O'Sullivan, P. Michael 1940-2004
O'SULLIVAN, P. Michael 1940-2004
OBITUARY NOTICE— See index for CA sketch: Born April 15, 1940, in Jackson, MI; died of lung cancer September 19, 2004, in Chicago, IL. Photojournalist and author. O'Sullivan was a freelance photographer best remembered for his sympathetic documentation of the Irish Republican Army (IRA). After serving in the U.S. Army 82nd Airborne from 1960 to 1964, he worked in New York City as a photojournalist for Life and Business Week magazines. He then went freelance as a photographer, and also did some work as a film producer and director in the 1970s. During the late 1960s, O'Sullivan made a name for himself taking pictures of the 1967 Detroit riot, as well as the riots outside the Chicago Democratic National Convention in 1968, as well as the violence that followed Martin Luther King, Jr.'s assassination. Widely acknowledged for his fearlessness in the face of dangerous situations, he then traveled to Northern Ireland to document the clashes between Catholics and Protestants. While there, he became sympathetic to the Irish Republican Army and interviewed several of its prominent members, including Gerry Adams, who would go on to lead the radical Sinn Fein party. In 1972, he published his study Patriot Graves: Resistance in Ireland. While in Ireland, O'Sullivan also had the opportunity to photograph singers and musicians at O'Rourke's Pub, where he captured images of the Rolling Stones and Bob Dylan. A motorcycle enthusiast, O'Sullivan unfortunately suffered from brain damage after a serious accident in 1982 that left him in a coma for several days.

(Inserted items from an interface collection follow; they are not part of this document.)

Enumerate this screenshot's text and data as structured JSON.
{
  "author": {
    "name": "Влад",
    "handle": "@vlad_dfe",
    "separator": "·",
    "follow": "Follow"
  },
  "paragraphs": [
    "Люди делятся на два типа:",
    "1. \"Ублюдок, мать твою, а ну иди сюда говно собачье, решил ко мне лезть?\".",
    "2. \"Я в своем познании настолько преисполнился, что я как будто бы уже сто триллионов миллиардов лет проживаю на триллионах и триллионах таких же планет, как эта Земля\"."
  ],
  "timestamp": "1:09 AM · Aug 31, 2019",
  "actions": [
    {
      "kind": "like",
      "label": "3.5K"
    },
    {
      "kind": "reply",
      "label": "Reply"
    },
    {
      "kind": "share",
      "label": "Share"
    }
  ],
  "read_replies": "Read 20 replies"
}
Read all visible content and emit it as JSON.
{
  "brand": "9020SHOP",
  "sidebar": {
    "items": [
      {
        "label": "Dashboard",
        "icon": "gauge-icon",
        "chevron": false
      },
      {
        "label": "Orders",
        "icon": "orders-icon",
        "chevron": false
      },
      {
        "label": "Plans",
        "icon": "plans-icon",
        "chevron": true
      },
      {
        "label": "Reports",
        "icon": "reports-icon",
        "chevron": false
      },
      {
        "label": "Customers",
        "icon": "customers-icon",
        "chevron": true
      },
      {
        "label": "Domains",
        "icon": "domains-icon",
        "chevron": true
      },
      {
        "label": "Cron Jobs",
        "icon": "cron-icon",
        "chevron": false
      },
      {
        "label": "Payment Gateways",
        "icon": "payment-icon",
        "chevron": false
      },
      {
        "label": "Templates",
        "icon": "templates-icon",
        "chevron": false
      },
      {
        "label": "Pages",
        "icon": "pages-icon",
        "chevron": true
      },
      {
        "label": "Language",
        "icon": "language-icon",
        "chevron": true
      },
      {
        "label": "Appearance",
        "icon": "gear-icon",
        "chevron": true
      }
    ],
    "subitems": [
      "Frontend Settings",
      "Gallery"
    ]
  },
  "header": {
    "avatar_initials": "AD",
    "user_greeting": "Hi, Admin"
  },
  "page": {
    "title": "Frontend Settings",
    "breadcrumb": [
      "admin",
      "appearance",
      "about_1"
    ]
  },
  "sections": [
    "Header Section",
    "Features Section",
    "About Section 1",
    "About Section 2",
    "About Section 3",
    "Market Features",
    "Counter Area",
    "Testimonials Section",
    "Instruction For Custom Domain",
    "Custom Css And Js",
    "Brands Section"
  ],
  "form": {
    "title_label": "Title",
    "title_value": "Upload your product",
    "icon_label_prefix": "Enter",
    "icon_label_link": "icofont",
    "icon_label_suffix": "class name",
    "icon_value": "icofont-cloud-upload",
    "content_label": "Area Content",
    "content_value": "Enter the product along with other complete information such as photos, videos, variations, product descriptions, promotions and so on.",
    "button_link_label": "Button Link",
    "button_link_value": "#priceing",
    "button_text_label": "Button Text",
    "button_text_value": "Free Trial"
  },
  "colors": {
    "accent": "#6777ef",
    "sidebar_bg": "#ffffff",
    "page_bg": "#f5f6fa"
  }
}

He never fully recovered from his injuries, which left him partially paralyzed and made it difficult for him to speak.
OBITUARIES AND OTHER SOURCES:
Chicago Tribune, September 23, 2004, section 3, p. 11.